- Penalties. He takes a lot of them. Some of that is good--as noted above, he allowed Chris Neil to focus more on playing hockey--but some of it is not. A player who spends as much time in the box as he does on the ice does not generally contribute to his team's success. Konopka also does not play on special teams, which means any minor penalties he takes are his teammates' responsibilities. Opportunities to atone for his mistakes are limited.
- Limited ceiling. The Senators have a glut of players who can fill roles on the third and fourth line. Konopka is never going to rise above that level, which limits his overall usefulness to the team.
Make no mistake--Konopka has demonstrated that he can be a valuable contributor and leader on a young team that could benefit from leadership and levity. But if he can't bring those traits to the team on a nightly basis, he'll find himself scratched for extended periods, as we saw towards the end of last season. If that is going to be his contribution, he is easily replaceable.
More than any other player in this summer's dossier, Konopka represents a judgement call for Bryan Murray.

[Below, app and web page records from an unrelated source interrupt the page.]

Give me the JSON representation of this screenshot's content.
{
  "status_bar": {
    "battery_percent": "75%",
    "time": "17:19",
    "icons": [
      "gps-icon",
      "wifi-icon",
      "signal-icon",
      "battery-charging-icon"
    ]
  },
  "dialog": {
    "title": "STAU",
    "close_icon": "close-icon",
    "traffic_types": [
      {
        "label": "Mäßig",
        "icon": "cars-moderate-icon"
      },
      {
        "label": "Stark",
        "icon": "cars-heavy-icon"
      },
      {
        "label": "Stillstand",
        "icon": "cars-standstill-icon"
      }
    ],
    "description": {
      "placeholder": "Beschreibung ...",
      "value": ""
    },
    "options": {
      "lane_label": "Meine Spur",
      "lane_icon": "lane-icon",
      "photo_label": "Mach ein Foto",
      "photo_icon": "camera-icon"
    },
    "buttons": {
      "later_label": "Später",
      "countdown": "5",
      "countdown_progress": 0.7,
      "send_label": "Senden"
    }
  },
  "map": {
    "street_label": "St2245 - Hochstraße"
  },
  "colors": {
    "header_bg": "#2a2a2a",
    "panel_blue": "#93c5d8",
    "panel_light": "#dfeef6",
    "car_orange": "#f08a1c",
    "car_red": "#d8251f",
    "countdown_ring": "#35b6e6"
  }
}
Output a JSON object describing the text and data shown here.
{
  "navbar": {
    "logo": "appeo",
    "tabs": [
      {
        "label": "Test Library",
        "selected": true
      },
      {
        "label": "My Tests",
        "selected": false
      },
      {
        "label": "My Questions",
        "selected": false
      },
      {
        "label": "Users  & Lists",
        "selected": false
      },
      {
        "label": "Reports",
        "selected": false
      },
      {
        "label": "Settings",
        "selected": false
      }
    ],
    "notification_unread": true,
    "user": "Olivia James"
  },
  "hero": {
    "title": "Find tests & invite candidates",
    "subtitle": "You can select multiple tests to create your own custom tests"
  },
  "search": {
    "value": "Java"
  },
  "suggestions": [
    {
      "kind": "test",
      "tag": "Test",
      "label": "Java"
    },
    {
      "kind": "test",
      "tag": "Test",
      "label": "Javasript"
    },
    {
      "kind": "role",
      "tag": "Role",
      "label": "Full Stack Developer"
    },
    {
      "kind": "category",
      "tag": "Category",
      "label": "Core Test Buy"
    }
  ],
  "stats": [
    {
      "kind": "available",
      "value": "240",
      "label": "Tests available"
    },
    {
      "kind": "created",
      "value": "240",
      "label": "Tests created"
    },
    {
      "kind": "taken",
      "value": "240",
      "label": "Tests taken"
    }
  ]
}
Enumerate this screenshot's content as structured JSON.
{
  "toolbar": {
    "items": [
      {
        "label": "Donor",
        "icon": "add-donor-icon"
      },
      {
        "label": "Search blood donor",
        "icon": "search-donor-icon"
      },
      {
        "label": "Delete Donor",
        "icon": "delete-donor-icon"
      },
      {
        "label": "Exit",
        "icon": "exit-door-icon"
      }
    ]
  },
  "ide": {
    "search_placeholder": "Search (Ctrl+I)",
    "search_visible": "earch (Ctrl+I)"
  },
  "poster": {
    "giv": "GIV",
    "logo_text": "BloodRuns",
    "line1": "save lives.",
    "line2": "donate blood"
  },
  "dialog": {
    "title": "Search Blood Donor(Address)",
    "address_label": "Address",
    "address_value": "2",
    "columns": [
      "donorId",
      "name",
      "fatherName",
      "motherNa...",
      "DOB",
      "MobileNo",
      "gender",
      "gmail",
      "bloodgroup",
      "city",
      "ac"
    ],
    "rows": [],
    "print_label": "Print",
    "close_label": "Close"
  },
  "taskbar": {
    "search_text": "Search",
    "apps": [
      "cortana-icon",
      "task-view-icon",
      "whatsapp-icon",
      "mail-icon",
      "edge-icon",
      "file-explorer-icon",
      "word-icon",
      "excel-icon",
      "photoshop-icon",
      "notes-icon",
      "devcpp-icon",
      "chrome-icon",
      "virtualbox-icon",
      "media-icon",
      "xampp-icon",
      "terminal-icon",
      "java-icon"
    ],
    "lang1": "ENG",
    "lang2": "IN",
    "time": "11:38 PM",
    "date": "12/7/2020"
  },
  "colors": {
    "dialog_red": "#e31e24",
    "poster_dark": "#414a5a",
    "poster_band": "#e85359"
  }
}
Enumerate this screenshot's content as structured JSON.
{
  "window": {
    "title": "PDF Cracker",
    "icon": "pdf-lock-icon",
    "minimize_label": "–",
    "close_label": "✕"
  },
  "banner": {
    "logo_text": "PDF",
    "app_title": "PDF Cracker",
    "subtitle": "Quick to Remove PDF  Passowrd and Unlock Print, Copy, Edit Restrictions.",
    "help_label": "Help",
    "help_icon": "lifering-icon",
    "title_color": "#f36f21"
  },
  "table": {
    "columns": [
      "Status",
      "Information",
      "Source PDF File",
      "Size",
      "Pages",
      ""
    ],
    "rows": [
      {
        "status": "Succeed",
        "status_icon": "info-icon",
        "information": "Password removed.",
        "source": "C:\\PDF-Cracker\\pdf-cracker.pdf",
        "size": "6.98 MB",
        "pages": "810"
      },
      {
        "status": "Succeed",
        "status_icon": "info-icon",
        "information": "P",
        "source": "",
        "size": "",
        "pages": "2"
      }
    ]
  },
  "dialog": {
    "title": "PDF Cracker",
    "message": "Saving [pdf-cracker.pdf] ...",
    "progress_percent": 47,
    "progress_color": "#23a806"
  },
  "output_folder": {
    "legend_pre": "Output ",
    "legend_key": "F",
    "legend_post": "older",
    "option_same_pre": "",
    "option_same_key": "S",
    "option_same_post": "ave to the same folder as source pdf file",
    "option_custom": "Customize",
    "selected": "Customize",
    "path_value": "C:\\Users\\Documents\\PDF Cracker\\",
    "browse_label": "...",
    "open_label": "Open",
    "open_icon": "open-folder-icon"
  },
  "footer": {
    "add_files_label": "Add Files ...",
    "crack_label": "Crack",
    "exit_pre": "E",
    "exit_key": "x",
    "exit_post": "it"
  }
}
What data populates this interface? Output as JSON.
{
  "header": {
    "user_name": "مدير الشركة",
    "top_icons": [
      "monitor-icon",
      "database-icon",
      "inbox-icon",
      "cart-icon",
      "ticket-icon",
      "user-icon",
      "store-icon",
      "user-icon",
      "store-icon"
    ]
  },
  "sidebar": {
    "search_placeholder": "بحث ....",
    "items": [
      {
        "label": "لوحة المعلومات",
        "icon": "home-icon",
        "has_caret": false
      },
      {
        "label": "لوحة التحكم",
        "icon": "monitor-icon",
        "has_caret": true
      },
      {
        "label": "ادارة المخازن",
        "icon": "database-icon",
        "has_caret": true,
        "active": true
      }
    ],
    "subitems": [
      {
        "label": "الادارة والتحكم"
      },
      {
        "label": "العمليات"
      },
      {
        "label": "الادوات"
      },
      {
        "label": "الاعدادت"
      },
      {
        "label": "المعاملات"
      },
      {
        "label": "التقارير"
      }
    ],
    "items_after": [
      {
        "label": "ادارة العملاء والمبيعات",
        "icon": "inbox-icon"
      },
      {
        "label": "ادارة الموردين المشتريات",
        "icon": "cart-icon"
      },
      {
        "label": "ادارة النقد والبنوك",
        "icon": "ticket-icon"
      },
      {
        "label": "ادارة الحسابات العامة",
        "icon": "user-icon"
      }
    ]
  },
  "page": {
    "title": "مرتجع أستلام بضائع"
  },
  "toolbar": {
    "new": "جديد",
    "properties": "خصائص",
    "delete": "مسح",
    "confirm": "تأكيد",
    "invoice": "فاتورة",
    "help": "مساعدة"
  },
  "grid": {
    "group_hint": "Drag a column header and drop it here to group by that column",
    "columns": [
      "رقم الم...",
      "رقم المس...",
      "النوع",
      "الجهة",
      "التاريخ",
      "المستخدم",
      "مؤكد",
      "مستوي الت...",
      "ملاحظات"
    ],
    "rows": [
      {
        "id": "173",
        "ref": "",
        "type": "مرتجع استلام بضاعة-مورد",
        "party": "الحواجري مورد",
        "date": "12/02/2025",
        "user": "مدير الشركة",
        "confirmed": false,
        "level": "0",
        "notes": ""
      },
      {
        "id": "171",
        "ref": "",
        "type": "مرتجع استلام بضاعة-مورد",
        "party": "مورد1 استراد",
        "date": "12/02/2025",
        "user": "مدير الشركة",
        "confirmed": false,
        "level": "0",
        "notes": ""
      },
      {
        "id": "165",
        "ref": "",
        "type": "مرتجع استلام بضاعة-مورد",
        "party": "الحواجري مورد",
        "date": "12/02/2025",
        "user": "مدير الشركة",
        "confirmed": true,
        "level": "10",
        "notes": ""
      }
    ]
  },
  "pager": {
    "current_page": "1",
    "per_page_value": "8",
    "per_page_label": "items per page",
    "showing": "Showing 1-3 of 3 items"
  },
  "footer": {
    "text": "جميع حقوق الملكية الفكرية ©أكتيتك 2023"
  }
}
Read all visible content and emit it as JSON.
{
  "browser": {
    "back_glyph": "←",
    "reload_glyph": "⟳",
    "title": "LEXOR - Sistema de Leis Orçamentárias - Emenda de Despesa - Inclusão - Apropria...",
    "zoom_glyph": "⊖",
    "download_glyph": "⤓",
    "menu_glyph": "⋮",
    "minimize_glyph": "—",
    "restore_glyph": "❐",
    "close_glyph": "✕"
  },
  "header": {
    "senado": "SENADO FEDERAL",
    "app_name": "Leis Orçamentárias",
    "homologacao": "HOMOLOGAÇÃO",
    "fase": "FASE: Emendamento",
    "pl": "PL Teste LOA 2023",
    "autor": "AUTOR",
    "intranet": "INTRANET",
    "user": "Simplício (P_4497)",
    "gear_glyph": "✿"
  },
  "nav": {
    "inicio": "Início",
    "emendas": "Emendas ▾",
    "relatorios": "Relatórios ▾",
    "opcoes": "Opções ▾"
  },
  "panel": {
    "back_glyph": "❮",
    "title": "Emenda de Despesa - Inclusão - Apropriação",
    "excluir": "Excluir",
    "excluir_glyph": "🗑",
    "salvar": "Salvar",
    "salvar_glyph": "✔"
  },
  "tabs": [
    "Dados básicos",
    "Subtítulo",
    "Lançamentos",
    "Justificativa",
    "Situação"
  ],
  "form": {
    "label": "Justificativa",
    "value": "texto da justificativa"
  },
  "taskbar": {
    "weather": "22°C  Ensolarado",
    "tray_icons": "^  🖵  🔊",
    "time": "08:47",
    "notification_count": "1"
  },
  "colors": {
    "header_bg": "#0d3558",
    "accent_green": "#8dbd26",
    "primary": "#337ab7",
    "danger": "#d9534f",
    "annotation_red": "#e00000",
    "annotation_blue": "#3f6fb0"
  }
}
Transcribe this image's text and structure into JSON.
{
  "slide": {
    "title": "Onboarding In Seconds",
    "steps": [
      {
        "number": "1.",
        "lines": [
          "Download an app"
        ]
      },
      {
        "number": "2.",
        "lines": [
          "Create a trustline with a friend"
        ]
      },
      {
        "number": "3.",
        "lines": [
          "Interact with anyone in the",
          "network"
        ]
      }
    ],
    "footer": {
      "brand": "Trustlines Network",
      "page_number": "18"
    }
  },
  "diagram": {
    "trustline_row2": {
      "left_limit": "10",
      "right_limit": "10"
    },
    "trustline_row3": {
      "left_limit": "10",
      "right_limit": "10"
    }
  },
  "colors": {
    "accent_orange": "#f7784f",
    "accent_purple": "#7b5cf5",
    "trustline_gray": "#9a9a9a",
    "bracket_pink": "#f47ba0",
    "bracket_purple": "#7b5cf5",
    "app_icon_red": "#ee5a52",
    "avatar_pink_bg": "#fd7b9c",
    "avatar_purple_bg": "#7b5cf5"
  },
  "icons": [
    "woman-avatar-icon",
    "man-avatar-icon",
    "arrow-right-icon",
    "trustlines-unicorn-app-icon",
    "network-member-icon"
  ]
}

It's not an enviable position--if he's wrong, it's going to create quite a hole for the team to fill.